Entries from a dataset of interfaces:
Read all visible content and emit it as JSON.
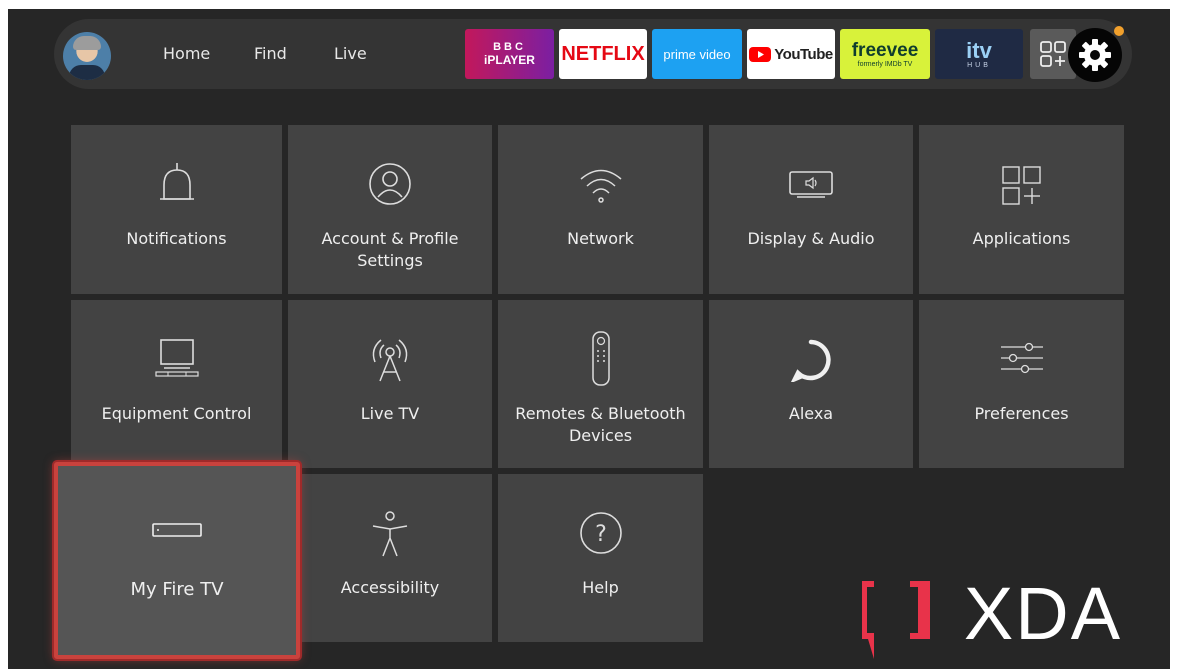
{
  "nav": {
    "home": "Home",
    "find": "Find",
    "live": "Live"
  },
  "apps": {
    "bbc_line1": "BBC",
    "bbc_line2": "iPLAYER",
    "netflix": "NETFLIX",
    "prime": "prime video",
    "youtube": "YouTube",
    "freevee": "freevee",
    "freevee_sub": "formerly IMDb TV",
    "itv": "itv",
    "itv_sub": "HUB"
  },
  "tiles": {
    "notifications": "Notifications",
    "account": "Account & Profile Settings",
    "network": "Network",
    "display": "Display & Audio",
    "applications": "Applications",
    "equipment": "Equipment Control",
    "livetv": "Live TV",
    "remotes": "Remotes & Bluetooth Devices",
    "alexa": "Alexa",
    "preferences": "Preferences",
    "myfiretv": "My Fire TV",
    "accessibility": "Accessibility",
    "help": "Help"
  },
  "watermark": "XDA",
  "colors": {
    "selection": "#c9423d",
    "settings_dot": "#f1a02c",
    "xda_red": "#e8334a"
  }
}
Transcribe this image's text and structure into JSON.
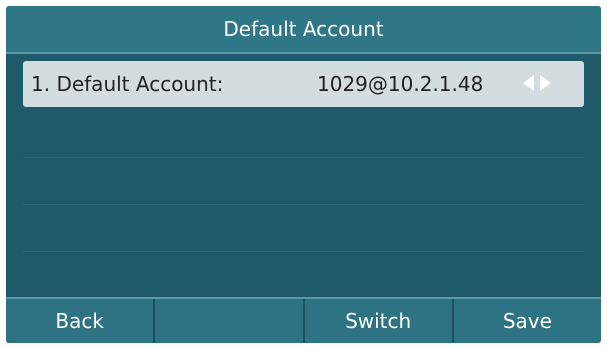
{
  "title": "Default Account",
  "selected_row": {
    "label": "1. Default Account:",
    "value": "1029@10.2.1.48"
  },
  "icons": {
    "left": "left-arrow-icon",
    "right": "right-arrow-icon"
  },
  "softkeys": [
    "Back",
    "",
    "Switch",
    "Save"
  ],
  "colors": {
    "screen_bg": "#1f5a6b",
    "title_bg": "#2f7687",
    "row_highlight": "#d3dcdf",
    "softkey_bg": "#2e7384"
  }
}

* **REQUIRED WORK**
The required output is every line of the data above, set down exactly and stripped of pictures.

* **PROBLEM SOLUTION**
Read all visible content and emit it as JSON.
{
  "nav": {
    "home": "Home",
    "find": "Find",
    "live": "Live"
  },
  "apps": {
    "bbc_line1": "BBC",
    "bbc_line2": "iPLAYER",
    "netflix": "NETFLIX",
    "prime": "prime video",
    "youtube": "YouTube",
    "freevee": "freevee",
    "freevee_sub": "formerly IMDb TV",
    "itv": "itv",
    "itv_sub": "HUB"
  },
  "tiles": {
    "notifications": "Notifications",
    "account": "Account & Profile Settings",
    "network": "Network",
    "display": "Display & Audio",
    "applications": "Applications",
    "equipment": "Equipment Control",
    "livetv": "Live TV",
    "remotes": "Remotes & Bluetooth Devices",
    "alexa": "Alexa",
    "preferences": "Preferences",
    "myfiretv": "My Fire TV",
    "accessibility": "Accessibility",
    "help": "Help"
  },
  "watermark": "XDA",
  "colors": {
    "selection": "#c9423d",
    "settings_dot": "#f1a02c",
    "xda_red": "#e8334a"
  }
}
Transcribe this image's text and structure into JSON.
{
  "title": "Default Account",
  "selected_row": {
    "label": "1. Default Account:",
    "value": "1029@10.2.1.48"
  },
  "icons": {
    "left": "left-arrow-icon",
    "right": "right-arrow-icon"
  },
  "softkeys": [
    "Back",
    "",
    "Switch",
    "Save"
  ],
  "colors": {
    "screen_bg": "#1f5a6b",
    "title_bg": "#2f7687",
    "row_highlight": "#d3dcdf",
    "softkey_bg": "#2e7384"
  }
}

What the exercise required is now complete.